Projects per year
The North Atlantic V-Shaped Ridges (VSRs) provide a long period (>40 My), spatially extensive and clear record of unsteady mantle convection. VSRs are diachronous ridges of thick crust formed with a periodicity of ∼5 My along the Mid Atlantic Ridge, south of Iceland. We present a new set of dredged basalt samples that, when combined with a legacy dataset, shows chemical variation associated with 2 complete VSR crustal thickness cycles where they intersect the Mid Atlantic Ridge. The new dataset also records the chemical variation associated with a VSR crustal thickness cycle along a plate spreading ﬂowline. Three lines of analysis suggest that VSR melt-ing anomalies were generated by temperature variations within the Iceland Plume head. First, minima in incompatible trace element concentrations and in incompatible/compatible element ratios correlate with maxima in crustal thickness, and there is no signiﬁcant correlated variation in Nd and Sr iso-topes.
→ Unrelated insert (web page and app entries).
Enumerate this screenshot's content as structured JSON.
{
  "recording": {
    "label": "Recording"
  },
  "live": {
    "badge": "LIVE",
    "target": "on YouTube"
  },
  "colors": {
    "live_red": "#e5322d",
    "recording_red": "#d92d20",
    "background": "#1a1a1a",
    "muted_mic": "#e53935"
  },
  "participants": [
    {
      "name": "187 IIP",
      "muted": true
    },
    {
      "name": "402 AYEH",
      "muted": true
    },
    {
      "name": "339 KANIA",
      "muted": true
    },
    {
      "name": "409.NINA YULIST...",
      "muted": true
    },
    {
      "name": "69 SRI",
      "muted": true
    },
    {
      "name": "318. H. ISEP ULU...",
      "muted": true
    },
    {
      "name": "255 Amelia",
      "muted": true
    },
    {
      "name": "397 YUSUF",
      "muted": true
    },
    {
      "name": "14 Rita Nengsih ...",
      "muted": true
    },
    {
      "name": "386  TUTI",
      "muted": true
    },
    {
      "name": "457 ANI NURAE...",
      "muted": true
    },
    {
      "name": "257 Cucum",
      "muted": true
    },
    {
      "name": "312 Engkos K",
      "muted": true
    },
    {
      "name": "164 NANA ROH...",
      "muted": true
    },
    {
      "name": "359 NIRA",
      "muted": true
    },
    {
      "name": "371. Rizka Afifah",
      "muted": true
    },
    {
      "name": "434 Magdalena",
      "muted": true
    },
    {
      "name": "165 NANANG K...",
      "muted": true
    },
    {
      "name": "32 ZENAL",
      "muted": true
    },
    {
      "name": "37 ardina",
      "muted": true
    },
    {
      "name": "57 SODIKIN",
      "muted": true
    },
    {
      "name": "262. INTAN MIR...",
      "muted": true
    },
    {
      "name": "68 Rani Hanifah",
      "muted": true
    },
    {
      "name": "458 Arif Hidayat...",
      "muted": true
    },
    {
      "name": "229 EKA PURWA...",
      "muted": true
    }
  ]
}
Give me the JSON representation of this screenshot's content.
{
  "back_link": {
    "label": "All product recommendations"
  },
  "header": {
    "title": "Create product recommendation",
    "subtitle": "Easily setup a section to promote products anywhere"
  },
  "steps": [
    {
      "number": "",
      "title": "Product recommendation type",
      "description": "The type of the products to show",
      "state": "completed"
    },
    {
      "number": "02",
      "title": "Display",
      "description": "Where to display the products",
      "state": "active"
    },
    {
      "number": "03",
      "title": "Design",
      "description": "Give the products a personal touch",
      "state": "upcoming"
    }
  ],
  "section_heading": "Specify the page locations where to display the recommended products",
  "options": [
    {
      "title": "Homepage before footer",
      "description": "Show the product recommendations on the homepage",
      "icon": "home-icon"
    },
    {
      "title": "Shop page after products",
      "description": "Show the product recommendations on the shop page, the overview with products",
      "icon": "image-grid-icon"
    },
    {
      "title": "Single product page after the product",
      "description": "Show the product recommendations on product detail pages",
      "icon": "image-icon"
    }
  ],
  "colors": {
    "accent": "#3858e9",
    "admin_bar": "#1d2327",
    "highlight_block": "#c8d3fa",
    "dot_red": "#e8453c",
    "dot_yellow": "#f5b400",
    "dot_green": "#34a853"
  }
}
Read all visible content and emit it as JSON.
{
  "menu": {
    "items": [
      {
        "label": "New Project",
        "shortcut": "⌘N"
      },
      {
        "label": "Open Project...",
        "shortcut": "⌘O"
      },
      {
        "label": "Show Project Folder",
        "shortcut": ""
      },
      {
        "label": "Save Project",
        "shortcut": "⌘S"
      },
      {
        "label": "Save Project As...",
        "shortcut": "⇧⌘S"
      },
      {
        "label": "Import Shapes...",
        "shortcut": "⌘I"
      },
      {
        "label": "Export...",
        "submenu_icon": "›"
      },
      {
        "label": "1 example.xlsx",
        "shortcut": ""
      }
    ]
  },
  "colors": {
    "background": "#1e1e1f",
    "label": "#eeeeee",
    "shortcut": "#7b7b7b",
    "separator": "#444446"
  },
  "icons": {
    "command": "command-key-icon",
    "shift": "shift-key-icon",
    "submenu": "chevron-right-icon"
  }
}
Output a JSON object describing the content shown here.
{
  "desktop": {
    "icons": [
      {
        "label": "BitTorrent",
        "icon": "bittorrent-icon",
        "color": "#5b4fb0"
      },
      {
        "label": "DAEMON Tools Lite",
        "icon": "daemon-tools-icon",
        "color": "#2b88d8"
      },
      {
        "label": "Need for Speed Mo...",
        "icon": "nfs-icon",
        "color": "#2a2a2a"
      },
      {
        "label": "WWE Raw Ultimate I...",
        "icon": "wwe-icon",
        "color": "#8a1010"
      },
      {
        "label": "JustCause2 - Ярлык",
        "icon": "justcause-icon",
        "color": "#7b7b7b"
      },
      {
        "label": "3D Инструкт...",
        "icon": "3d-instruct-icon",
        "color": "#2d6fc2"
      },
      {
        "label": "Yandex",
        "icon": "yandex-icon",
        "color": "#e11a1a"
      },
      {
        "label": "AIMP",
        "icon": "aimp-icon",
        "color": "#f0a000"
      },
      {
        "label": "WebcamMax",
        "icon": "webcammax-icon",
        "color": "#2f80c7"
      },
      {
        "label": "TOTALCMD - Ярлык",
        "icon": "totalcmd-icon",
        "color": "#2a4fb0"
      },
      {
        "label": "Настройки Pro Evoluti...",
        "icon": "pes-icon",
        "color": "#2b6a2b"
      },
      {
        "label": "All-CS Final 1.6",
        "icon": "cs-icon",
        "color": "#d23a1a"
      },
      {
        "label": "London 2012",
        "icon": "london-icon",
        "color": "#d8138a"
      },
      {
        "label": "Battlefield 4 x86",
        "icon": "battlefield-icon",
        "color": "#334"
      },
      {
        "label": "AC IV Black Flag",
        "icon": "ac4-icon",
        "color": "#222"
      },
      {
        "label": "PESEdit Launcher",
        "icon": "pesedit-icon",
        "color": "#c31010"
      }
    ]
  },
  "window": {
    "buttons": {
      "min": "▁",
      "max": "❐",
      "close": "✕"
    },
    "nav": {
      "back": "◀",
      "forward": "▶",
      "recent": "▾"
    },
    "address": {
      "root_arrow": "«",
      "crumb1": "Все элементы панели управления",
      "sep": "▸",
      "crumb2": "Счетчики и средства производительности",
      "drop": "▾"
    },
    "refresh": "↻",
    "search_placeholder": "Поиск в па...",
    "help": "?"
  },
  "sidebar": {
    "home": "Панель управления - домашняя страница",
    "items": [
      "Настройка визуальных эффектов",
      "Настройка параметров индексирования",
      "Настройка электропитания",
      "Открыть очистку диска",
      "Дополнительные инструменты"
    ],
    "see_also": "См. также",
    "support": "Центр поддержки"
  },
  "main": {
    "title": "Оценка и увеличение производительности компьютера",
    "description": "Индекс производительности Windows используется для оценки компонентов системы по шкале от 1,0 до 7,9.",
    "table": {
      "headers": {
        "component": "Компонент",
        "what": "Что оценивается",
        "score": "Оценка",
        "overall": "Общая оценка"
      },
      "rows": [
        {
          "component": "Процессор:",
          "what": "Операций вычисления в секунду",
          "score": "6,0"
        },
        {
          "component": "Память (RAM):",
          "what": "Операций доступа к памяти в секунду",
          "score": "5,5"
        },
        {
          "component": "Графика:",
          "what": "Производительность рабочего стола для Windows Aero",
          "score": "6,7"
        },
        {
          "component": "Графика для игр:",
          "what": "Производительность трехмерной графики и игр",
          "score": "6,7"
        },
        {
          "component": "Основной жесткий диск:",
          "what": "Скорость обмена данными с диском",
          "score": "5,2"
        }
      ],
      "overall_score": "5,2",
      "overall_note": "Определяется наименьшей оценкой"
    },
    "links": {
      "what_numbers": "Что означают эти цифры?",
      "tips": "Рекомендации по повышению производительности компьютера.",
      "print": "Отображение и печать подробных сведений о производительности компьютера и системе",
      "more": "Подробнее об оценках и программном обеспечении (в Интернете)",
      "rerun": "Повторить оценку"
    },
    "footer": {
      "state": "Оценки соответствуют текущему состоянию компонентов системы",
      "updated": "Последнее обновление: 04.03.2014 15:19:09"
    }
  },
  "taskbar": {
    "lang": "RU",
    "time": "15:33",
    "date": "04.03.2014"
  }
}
Secondly, both geochemical and crustal thickness variations can be matched using a time-dependent mid-ocean ridge melting model with a basal boundary condition of sinusoidally varying potential temperature. Thirdly, melt thickness variations estimated by modelling rare earth element concen-trations match crustal thickness variations estimated from legacy wide-angle seismic experiments. The mantle source was depleted by a few percent melt-ing prior to its arrival beneath the VSR study area, probably in the top of the plume conduit beneath SE Iceland, and contains blobs of enriched material on a spatial scale smaller than the VSR wavelength. Our observations and models suggest that VSRs are generated when hotter and cooler blobs are carried up the plume stem beneath SE Iceland and spread radially outward within the asthenosphere. These blobs are then drawn upward into the melt-ing region when passing beneath the Mid Atlantic Ridge. The geometry of the VSRs, the size of the dynamically supported swell and published U-series isotope measurements all suggest that the Iceland Plume is the strongest plume in the Earth at present, with a volume ﬂux of 49 ± 14 km3 yr−1.